Items from an interface collection:
--*--

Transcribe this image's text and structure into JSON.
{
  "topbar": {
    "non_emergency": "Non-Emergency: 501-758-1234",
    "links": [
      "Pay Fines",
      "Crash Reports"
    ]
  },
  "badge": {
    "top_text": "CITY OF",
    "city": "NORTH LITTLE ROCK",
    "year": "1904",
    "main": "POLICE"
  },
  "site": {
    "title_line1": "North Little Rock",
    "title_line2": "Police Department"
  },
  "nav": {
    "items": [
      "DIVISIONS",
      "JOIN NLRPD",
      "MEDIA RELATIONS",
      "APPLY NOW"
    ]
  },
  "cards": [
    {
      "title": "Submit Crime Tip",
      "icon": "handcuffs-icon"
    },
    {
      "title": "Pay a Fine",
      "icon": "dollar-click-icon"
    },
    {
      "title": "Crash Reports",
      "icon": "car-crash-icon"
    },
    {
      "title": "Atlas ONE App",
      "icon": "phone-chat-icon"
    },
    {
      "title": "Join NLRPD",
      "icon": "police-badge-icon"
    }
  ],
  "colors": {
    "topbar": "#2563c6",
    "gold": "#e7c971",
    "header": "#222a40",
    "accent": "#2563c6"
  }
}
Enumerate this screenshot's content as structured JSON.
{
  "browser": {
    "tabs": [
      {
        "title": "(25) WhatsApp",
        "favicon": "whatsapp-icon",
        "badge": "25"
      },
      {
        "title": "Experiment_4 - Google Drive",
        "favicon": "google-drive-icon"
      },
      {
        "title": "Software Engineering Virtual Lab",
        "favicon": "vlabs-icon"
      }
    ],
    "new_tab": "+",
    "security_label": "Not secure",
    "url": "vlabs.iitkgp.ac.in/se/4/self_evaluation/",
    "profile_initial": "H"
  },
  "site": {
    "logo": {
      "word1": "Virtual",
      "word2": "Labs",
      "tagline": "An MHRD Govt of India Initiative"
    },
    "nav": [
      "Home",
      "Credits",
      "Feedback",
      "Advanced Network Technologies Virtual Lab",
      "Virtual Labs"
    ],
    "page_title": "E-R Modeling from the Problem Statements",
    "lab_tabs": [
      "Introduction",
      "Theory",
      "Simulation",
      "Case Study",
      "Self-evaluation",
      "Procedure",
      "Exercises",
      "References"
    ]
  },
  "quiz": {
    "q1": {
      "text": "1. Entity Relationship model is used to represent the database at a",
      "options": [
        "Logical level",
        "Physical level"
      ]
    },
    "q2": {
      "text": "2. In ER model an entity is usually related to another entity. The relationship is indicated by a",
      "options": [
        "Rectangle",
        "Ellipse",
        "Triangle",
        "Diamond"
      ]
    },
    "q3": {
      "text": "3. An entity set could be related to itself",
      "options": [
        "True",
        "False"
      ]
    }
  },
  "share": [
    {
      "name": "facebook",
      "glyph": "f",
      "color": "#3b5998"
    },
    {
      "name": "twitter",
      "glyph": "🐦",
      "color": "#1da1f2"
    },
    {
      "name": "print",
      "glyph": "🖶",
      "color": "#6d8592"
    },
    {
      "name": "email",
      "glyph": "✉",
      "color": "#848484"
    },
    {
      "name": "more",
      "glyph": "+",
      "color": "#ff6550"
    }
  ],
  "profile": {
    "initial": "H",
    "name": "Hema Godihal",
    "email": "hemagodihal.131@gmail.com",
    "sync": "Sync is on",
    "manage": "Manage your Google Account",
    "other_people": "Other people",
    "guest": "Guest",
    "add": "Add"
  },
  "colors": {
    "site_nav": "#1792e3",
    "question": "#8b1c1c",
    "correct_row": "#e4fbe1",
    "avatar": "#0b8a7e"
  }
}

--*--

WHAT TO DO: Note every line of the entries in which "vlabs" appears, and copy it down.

ANSWER SPACE:
        "favicon": "vlabs-icon"
    "url": "vlabs.iitkgp.ac.in/se/4/self_evaluation/",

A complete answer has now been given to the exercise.